Topic: Fighting armsRoyal Marines

More than half a dozen schools in the British Virgin Islands are preparing to receive their first pupils in nearly a month thanks to the efforts of Royal Marines.

The marines, assault engineers and vehicle mechanics, medics and training officers of 40 Commando have toiled at schools, colleges and nurseries on Tortola and the small island of Jost van Dyke to clean classrooms, fix roofs, restore power supplies and generally make the buildings usable.

Many of the schools across the island chain were just two days into the new academic year when Hurricane Irma struck - and were still in a state of disrepair a fortnight later as the second Category 5 storm of the season, Maria, passed through.

St George's Secondary School in Havers was among the worst affected, battered by 200mph gusts - since when there have been no lessons.

"On the first day of term everything was green - you looked out the window and green trees, leaves and grass.
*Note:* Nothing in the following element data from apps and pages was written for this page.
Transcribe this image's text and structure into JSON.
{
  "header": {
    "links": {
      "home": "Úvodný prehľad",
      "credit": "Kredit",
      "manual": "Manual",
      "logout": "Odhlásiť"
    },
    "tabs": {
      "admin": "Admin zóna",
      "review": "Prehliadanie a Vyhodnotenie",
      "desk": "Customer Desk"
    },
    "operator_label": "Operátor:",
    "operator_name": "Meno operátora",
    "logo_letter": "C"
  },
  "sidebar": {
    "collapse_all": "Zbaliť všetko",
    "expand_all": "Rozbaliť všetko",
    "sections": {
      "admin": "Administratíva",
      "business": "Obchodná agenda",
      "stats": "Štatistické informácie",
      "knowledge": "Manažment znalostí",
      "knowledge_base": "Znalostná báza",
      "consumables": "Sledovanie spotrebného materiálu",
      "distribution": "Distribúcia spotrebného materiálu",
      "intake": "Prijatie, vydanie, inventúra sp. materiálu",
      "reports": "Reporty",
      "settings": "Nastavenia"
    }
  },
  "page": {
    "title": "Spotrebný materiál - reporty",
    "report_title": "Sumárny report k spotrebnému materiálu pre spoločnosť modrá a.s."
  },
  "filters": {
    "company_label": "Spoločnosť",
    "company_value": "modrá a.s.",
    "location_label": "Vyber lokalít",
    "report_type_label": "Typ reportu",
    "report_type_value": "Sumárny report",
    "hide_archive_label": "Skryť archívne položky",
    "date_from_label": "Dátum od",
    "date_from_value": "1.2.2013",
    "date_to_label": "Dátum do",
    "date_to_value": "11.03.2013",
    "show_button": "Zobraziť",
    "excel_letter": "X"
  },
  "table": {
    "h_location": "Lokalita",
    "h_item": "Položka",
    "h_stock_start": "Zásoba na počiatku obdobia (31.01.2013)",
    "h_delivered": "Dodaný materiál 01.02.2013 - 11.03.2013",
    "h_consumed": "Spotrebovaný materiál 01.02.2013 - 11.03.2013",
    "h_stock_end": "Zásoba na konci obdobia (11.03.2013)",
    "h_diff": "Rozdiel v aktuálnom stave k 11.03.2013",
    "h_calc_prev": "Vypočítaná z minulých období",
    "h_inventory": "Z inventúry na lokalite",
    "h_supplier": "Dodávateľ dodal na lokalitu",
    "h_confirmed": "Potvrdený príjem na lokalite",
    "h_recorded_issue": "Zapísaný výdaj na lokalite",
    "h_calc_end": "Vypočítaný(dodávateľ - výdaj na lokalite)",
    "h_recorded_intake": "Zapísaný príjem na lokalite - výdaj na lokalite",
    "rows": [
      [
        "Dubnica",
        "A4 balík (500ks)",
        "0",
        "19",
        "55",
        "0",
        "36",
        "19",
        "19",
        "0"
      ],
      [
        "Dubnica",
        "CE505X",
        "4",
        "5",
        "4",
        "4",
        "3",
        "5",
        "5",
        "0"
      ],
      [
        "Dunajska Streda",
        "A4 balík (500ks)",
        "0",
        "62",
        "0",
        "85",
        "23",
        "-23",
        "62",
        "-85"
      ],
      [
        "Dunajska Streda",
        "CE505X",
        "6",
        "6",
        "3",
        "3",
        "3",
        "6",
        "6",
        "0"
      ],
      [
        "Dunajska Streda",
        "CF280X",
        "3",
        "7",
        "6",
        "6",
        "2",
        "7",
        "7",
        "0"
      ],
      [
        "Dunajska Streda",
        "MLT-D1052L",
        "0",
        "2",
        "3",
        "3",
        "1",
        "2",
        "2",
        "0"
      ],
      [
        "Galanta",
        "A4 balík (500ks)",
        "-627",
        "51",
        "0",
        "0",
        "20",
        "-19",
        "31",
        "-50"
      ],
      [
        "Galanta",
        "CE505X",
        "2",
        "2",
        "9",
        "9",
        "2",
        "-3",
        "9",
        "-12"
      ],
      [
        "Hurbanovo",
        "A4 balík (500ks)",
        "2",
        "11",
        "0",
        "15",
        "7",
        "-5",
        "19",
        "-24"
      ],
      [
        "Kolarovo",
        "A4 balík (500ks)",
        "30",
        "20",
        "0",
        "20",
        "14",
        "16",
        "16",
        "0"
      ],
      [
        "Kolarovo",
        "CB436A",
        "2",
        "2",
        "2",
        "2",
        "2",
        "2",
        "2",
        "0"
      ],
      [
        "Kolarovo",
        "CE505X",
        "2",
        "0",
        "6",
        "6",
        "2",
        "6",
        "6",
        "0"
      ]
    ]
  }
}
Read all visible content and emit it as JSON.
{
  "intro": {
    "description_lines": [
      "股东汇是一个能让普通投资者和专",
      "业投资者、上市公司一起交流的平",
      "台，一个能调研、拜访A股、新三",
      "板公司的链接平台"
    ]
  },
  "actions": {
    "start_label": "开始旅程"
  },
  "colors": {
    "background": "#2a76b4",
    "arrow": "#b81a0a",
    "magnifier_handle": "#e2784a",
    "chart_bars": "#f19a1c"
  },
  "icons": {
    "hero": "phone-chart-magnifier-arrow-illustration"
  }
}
Now nothing.  

“Irma took everything green with her," said Maria Springer, the school's principal of business and accounts.

The commandos were asked to fix the generator and unblock the storm drain which had caused the building to flood so the school might re-open on 2 October.

Assault engineers cleared the drainage gulley, the vehicle mechanics fixed the generator to reinstate power… and Leading Photographer Joel Rouse mopped up the ground floor and porch.

In Road Town, teams got stuck in at St George's Primary, Isabella Morris School, End Scatlife pre-primary, and H. Lavity Stoutt Community College as well as the school in Cane Garden Bay on Tortola's west coast.

"I'm passionate about education and seeing the devastation in these schools is quite moving," said 40 Commando's Education Officer Sub Lieutenant Becky Carman.

"It's rewarding to be able to make these initial improvements and speed up the process of returning the local children to school."

Many schools have already resumed their teaching - a sign of the improving situation across the British Overseas Territory and the shifting emphasis of the military/civilian relief effort towards work, education and rebuilding communities.

No industry is more important than tourism but nearly five kilometers of perimeter fence around the islands' principal airport, Terrance B. Lettsome on Beef Island, were brought down by Irma.

It's meant no commercial flights into Tortola - which has not just hit the tourist trade, but severely limited the aid effort and the ability to move people and aid agencies around the islands.

Commandos from 40's Reconnaissance Troop and Bravo Company have been working around the clock to put it back up.

It took the two days, making use of individual initiative, sheer effort, and some technical guidance from their assault engineers to ensure the airport was ringed by a fence once again.

In addition to repairs at the airport, Bravo Company has focused their support in the East End on Tortola. "We've assisted the police in ensuring the night time curfew is enforced and helped patch up more roofs than I can count!" said Sergeant Stuart Mitchel from Reconnaissance Troop.

"The guys have worked hard and we're now setting our horizons onto redeploying onto HMS Ocean."

Once the Caribbean mission is over, 40 Commando - the UK's on-call Lead Commando Group - will join the helicopter carrier as she returns to the Mediterranean and resumes her programme of exercises and training in charge of a NATO task group.

On the first day of term everything was green - you looked out the window and green trees, leaves and grass. Now nothing.

Maria Springer